1974 An all-female Japanese team reached the summit of Manaslu, becoming the first women to climb an 8,000-meter peak.
1979 Margaret Thatcher became the first female Prime Minister of the United Kingdom.
1980 President Josip Broz Tito of Yugoslavia died in Ljubljana at the age of 87.
1982 Twenty sailors were killed when the British Type 42 destroyer HMSSheffield was hit by an Argentinian Exocet missile during the Falklands War.
1987 United States Supreme Court building was designated a National Historic Landmark.
1988 The PEPCON disaster rocked Henderson, Nevada, as tons of space shuttle fuel detonates during a fire.
1989 Iran-Contra Affair: Former White House aide Oliver North was convicted of three crimes and acquitted of nine other charges. The convictions are, however, later overturned on appeal.
1990 Latvia proclaimed the renewal of its independence after the Soviet occupation.
1996 José María Aznar was elected Prime Minister of Spain, ending 13 years of Socialist rule.
1998 Unabomber” Theodore Kaczynski was given four life sentences plus 30 years after Kaczynski accepted a plea agreement sparing him from the death penalty.
2000 Ken Livingstone became the first Mayor of London.
2007 Greensburg, Kansas was almost completely destroyed by a 1.7mi wide EF-5 tornado.
2007 –The Scottish National Party won the Scottish general election and became the largest party in the Scottish Parliament for the first time ever.
2014 – Three people were killed and 62 injured in a pair of bombings on buses in Nairobi, Kenya.
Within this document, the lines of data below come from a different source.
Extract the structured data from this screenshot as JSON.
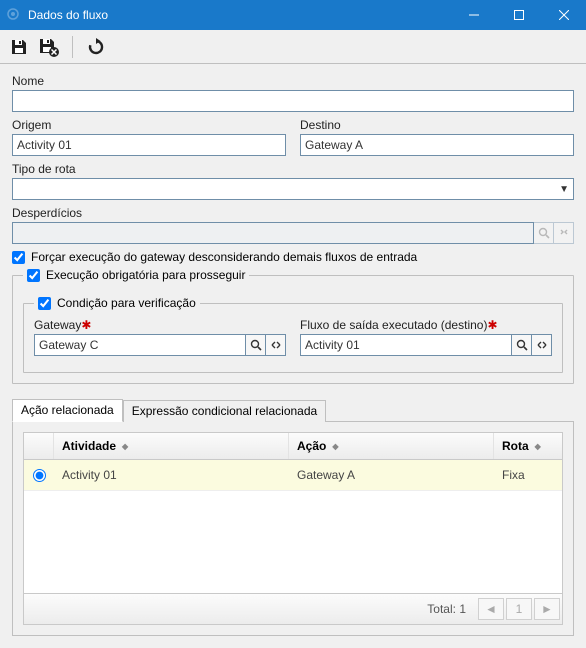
{
  "window": {
    "title": "Dados do fluxo"
  },
  "toolbar": {
    "save": "save",
    "save_close": "save-close",
    "refresh": "refresh"
  },
  "labels": {
    "nome": "Nome",
    "origem": "Origem",
    "destino": "Destino",
    "tipo_rota": "Tipo de rota",
    "desperdicios": "Desperdícios",
    "forcar": "Forçar execução do gateway desconsiderando demais fluxos de entrada",
    "exec_obrig": "Execução obrigatória para prosseguir",
    "cond_verif": "Condição para verificação",
    "gateway": "Gateway",
    "fluxo_saida": "Fluxo de saída executado (destino)",
    "tab_acao": "Ação relacionada",
    "tab_expr": "Expressão condicional relacionada",
    "col_atividade": "Atividade",
    "col_acao": "Ação",
    "col_rota": "Rota",
    "total": "Total: 1"
  },
  "values": {
    "nome": "",
    "origem": "Activity 01",
    "destino": "Gateway A",
    "tipo_rota": "",
    "desperdicios": "",
    "forcar_checked": true,
    "exec_obrig_checked": true,
    "cond_verif_checked": true,
    "gateway": "Gateway C",
    "fluxo_saida": "Activity 01"
  },
  "table": {
    "rows": [
      {
        "selected": true,
        "atividade": "Activity 01",
        "acao": "Gateway A",
        "rota": "Fixa"
      }
    ],
    "total": 1,
    "page": "1"
  }
}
2015 – The Parliament of Malta moved from the Grandmaster’s Palace to a purpose-built Parliament House..
Sourced from NZ History Online & Wikipedia